|Title||Airborne measurements of surface wind and slope statistics over the ocean|
|Publication Type||Journal Article|
|Year of Publication||2019|
|Authors||Lenain L., Statom N.M, Melville W.K|
|Type of Article||Article|
|Keywords||air-sea interaction; breakers; breaking; evolution; instability; LiDAR; Lidars; meter; motion; observations; oceanography; reflectance; spectrum; waves; wind; wind stress; Wind waves|

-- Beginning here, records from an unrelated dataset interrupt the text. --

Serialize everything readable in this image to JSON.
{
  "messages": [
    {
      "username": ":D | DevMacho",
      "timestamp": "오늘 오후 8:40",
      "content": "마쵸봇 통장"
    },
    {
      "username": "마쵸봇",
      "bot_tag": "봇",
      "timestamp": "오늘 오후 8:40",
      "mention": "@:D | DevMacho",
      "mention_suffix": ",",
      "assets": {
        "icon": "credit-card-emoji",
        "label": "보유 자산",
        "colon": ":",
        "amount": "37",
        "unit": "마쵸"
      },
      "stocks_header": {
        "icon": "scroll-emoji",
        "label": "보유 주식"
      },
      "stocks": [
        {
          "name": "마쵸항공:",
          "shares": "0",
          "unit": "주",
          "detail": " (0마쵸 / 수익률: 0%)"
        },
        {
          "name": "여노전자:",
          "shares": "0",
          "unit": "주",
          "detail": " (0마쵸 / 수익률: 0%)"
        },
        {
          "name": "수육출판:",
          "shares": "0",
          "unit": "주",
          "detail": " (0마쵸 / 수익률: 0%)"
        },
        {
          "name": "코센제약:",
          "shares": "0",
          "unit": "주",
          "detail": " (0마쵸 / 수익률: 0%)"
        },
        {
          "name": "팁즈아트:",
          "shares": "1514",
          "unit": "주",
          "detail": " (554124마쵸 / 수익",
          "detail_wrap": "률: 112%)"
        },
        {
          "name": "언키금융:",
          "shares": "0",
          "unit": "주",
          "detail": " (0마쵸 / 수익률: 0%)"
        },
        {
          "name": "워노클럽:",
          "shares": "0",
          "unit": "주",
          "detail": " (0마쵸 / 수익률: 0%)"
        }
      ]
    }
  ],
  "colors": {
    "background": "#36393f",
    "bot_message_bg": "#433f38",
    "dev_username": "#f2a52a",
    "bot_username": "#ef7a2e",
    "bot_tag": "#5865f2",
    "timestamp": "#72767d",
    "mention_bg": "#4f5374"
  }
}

As reported in 1954, more than a half century ago, C. Cox and W. Munk developed an empirical model of the slope distribution of ocean surface waves that has been widely used ever since to model the optical properties of the sea surface and is of particular importance to the satellite remote sensing community. In that work, the reflectance of sunlight was photographed from a Boeing B-17G bomber and was then analyzed. In this paper, surface slope statistics are investigated from airborne scanning topographic lidar data collected during a series of field experiments off the coast of California and in the Gulf of Mexico, over a broad range of environmental conditions, with wind speeds ranging from approximately 2 to 13 m s(-1). Unlike the reflectance-based approach of Cox and Munk, the slope distribution is computed by counting laser glints produced by specular reflections as the lidar is scanned over the surface of the ocean. We find good agreement with their measurements for the mean-square slope and with more recent (2006) results from Breon and Henriot that were based on satellite remote sensing. Significant discrepancies for the higher-order statistics are found and discussed. We also demonstrate here that airborne scanning lidar technology offers a viable means of remotely estimating surface wind speed and momentum flux.